(Supplied entries)
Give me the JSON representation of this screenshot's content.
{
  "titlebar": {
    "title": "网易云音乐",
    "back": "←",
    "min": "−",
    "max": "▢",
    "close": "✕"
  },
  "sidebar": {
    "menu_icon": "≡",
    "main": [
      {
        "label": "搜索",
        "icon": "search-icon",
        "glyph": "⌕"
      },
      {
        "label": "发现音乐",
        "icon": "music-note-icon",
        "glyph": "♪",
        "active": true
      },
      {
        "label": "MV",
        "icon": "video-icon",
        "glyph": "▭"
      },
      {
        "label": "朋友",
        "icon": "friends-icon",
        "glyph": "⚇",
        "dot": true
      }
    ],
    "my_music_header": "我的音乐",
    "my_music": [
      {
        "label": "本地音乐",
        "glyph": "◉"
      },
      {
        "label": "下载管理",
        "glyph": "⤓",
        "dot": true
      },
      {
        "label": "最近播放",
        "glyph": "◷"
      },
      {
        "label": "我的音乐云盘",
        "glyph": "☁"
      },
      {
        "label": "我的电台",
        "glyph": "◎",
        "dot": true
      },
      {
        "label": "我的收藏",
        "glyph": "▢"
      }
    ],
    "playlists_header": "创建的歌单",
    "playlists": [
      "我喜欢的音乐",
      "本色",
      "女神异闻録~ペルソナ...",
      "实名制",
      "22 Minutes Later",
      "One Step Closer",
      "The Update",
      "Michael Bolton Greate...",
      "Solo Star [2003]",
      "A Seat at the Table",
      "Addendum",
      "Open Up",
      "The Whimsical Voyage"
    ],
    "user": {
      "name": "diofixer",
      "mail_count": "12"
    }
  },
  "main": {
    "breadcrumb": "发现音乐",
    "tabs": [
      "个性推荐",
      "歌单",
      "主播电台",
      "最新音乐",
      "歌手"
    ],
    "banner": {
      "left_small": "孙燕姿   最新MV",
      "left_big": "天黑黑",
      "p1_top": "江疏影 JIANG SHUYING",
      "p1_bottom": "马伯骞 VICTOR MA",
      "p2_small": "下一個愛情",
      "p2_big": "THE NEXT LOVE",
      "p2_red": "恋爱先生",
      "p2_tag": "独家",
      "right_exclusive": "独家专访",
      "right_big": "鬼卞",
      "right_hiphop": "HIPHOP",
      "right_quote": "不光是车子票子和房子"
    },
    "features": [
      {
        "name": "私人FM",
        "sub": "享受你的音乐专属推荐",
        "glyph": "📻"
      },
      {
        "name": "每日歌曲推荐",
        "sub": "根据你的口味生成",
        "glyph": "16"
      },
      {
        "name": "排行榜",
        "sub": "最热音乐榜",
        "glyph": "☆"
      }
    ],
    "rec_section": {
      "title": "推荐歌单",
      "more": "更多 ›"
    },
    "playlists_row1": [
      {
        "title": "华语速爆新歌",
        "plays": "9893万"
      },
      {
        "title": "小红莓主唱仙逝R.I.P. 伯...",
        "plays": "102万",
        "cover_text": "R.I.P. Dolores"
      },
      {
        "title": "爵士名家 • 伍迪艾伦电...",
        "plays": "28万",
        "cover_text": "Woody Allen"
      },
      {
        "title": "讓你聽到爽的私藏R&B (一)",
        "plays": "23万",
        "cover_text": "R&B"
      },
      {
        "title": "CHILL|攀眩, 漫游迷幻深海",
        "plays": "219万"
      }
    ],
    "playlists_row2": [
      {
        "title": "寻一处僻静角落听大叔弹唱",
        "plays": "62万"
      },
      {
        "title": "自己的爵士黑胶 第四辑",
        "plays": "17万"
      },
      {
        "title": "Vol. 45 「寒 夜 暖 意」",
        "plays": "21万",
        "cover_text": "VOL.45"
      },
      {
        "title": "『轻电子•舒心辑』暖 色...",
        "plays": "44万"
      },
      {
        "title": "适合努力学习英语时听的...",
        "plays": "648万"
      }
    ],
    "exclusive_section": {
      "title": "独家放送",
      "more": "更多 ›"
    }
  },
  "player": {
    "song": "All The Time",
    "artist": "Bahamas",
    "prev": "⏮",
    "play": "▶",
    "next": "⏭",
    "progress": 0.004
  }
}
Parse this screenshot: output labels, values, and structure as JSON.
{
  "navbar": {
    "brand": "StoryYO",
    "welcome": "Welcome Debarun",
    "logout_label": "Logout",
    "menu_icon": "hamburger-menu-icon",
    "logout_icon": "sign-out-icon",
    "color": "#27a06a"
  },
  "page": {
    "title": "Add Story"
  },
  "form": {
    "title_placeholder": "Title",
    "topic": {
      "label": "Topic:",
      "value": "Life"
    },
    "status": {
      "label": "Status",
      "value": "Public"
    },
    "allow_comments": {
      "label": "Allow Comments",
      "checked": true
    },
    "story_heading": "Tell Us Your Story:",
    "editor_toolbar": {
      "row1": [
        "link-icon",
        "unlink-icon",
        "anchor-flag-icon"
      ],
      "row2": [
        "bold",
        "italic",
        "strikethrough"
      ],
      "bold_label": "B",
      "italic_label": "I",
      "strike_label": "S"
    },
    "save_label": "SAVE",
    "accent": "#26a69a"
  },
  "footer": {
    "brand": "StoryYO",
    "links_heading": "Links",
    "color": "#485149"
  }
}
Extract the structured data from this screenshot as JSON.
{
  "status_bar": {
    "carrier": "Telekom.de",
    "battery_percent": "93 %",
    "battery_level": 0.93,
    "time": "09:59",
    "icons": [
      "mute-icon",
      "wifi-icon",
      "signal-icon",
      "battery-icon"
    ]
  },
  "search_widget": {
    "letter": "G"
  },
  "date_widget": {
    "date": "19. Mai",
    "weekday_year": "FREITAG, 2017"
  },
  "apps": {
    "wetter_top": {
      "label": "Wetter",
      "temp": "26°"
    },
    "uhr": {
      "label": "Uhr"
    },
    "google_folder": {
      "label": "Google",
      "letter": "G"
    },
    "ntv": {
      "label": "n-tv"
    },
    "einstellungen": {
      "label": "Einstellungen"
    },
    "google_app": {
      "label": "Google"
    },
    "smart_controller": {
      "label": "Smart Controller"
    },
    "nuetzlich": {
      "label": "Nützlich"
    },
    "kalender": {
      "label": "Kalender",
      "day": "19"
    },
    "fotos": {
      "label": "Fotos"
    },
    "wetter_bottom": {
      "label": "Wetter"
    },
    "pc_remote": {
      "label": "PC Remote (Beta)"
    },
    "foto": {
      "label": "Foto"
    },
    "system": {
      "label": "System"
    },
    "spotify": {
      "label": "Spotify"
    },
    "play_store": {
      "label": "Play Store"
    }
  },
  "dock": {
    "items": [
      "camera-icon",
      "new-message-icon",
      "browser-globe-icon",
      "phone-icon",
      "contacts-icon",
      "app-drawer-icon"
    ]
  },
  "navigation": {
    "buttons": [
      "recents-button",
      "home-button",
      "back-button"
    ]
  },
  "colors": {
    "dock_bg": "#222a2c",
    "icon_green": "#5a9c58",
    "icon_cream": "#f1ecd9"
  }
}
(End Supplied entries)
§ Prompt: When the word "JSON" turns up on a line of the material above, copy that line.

§ Exercise result:
Give me the JSON representation of this screenshot's content.
Parse this screenshot: output labels, values, and structure as JSON.
Extract the structured data from this screenshot as JSON.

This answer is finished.